[Items from an interface collection]
----
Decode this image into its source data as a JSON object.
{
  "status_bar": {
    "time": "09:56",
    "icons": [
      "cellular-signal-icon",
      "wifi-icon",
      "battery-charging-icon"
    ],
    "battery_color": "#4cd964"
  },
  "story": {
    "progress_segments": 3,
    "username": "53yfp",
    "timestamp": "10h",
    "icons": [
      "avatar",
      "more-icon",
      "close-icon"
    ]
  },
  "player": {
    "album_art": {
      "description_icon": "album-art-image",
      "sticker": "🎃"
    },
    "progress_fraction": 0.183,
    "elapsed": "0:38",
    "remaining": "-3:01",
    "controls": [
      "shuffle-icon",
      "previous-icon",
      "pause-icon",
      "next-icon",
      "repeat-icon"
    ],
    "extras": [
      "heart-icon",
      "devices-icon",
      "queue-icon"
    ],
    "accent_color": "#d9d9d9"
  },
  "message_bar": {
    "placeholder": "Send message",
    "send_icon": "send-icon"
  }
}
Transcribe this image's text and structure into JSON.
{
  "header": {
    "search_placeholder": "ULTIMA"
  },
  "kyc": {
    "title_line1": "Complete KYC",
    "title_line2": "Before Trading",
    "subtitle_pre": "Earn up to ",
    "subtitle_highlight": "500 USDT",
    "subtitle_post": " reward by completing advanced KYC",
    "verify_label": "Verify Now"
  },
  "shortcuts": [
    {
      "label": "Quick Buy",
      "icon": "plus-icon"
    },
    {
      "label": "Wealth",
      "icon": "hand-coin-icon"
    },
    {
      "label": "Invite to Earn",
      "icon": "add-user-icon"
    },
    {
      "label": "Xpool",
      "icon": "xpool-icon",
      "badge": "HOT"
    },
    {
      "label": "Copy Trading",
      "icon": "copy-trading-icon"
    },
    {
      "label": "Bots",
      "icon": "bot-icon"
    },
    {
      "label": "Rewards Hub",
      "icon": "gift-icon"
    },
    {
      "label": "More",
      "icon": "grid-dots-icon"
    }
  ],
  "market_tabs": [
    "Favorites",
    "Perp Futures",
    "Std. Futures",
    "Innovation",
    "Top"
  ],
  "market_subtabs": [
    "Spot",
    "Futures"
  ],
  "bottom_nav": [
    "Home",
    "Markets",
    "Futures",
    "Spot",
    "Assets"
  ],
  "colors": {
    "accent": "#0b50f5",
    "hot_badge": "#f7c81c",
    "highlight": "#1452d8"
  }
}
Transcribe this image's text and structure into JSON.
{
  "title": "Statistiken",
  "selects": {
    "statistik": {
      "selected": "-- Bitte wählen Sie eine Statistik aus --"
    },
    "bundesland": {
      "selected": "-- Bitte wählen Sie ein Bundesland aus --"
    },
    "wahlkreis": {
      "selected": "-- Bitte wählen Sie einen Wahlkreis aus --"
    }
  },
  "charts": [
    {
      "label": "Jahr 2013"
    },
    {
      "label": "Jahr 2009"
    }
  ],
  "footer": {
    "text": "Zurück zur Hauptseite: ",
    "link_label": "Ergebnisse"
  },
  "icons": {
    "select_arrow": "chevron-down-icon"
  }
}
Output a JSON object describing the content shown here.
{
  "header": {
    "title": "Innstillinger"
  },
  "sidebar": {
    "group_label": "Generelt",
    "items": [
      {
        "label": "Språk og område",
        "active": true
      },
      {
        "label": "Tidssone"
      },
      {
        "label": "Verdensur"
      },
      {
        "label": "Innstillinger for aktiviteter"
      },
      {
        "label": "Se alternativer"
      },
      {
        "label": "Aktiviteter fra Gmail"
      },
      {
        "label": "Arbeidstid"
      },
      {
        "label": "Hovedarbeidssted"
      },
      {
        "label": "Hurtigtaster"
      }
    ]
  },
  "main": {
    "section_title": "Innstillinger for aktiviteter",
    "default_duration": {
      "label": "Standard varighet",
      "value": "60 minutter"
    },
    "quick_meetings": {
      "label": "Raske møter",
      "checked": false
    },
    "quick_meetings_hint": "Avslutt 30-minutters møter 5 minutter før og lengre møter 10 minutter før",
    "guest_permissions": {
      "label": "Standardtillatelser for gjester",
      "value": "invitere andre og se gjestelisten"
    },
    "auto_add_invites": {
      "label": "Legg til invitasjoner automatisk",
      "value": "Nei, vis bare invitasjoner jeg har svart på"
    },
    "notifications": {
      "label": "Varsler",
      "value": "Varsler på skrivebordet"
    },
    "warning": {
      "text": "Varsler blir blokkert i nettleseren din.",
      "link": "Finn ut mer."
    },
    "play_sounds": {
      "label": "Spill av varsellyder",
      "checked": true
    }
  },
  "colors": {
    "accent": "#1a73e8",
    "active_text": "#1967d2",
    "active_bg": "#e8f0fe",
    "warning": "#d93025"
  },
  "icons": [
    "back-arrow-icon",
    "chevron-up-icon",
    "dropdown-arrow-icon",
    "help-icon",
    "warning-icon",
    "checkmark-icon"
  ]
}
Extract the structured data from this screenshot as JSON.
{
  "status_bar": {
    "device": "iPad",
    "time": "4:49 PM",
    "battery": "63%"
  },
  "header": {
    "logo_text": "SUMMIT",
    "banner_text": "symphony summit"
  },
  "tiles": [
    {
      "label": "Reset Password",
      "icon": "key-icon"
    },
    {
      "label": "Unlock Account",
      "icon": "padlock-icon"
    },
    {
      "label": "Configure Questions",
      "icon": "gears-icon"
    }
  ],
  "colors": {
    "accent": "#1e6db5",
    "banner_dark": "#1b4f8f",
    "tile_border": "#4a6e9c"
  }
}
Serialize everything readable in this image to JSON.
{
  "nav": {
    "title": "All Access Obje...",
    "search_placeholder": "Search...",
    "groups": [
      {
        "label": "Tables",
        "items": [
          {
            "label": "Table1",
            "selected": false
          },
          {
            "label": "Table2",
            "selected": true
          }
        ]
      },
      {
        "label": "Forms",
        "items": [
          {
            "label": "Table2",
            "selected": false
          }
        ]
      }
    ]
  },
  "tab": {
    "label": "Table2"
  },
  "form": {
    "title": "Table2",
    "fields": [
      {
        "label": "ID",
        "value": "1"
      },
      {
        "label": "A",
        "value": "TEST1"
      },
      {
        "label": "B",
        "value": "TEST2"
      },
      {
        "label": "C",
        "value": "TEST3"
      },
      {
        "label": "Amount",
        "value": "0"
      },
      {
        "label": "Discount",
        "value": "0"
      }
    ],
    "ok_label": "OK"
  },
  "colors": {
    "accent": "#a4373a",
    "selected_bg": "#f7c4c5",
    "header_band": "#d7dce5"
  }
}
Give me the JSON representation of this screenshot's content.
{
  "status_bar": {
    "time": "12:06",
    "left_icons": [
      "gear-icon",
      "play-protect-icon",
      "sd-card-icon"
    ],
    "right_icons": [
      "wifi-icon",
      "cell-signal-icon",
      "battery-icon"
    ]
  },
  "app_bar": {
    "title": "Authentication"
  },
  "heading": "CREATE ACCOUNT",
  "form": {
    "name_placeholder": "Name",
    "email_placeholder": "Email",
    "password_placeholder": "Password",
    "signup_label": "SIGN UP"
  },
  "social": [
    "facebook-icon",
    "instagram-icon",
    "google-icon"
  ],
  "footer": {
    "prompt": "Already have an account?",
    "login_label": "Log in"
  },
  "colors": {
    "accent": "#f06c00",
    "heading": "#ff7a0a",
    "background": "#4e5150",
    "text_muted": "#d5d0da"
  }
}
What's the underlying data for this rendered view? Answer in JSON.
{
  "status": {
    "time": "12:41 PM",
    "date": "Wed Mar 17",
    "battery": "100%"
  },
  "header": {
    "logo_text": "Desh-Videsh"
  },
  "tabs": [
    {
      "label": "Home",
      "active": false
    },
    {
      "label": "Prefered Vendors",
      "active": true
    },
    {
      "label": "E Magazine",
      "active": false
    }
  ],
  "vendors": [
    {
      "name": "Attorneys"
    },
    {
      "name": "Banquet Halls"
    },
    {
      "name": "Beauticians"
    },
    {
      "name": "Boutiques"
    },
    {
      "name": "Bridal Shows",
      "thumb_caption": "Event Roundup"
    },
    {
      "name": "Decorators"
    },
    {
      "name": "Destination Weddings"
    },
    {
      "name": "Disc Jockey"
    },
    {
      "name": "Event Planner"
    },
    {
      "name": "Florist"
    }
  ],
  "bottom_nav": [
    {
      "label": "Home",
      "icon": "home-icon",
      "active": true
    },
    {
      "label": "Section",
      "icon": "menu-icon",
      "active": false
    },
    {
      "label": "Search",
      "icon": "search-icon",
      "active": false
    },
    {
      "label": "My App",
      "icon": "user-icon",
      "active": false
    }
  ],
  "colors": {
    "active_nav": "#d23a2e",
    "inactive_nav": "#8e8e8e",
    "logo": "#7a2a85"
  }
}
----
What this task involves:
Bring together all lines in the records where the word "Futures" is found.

Written response:
    "Perp Futures",
    "Std. Futures",
    "Futures"
    "Futures",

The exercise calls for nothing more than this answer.